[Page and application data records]

┌──

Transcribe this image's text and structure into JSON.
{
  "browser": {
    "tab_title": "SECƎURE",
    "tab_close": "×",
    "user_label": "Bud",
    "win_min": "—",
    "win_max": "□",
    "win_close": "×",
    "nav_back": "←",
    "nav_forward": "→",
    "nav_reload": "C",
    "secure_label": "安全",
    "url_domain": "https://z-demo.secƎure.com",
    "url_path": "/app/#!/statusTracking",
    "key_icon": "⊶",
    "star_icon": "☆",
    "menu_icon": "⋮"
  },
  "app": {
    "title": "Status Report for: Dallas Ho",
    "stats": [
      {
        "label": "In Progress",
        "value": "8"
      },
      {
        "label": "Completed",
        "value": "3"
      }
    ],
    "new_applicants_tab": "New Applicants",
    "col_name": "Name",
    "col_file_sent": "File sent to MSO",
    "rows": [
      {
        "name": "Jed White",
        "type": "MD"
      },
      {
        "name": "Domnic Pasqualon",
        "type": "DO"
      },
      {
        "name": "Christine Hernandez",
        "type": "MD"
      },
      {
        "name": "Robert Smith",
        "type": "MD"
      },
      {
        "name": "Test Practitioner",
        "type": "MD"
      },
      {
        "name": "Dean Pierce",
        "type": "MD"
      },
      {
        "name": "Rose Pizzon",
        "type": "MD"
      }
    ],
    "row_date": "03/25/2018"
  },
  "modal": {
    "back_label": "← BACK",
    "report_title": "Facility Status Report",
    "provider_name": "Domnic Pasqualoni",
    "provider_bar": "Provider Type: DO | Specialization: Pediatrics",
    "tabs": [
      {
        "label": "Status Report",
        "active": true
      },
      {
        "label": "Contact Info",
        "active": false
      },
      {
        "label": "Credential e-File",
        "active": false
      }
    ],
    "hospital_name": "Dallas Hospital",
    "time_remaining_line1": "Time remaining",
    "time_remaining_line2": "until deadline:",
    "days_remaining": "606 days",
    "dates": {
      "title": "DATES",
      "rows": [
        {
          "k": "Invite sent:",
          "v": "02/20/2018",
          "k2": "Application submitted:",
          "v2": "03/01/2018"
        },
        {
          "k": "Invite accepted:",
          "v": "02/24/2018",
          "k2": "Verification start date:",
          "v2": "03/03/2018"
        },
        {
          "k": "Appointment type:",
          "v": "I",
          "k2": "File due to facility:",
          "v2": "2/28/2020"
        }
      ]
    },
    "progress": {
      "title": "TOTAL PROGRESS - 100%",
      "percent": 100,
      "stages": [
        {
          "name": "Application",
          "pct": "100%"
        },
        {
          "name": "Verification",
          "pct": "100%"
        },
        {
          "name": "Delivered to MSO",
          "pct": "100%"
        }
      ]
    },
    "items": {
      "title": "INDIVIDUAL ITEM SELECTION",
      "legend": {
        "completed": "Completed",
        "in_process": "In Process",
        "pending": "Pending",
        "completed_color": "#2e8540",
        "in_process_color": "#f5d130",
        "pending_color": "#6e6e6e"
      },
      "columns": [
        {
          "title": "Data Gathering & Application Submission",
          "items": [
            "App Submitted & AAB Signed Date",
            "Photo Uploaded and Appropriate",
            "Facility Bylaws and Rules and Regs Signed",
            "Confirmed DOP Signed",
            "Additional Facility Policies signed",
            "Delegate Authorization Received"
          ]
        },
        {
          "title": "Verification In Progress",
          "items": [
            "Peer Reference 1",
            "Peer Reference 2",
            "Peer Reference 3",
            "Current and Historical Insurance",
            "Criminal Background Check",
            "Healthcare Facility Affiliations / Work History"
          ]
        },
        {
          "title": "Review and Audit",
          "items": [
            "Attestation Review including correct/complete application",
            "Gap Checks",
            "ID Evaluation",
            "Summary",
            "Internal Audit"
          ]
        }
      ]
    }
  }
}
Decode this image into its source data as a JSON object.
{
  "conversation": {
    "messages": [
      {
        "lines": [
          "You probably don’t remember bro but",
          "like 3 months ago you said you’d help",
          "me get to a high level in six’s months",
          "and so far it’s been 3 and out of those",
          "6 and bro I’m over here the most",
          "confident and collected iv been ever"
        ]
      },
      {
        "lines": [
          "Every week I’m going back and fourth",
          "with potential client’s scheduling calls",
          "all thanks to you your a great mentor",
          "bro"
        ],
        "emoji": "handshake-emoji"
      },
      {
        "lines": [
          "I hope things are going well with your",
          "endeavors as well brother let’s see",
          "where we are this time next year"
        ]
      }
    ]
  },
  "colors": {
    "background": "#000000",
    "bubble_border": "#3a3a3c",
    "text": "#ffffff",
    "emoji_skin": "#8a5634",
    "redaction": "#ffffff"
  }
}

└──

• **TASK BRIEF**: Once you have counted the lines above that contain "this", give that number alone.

• **FINISHED EXERCISE**: 3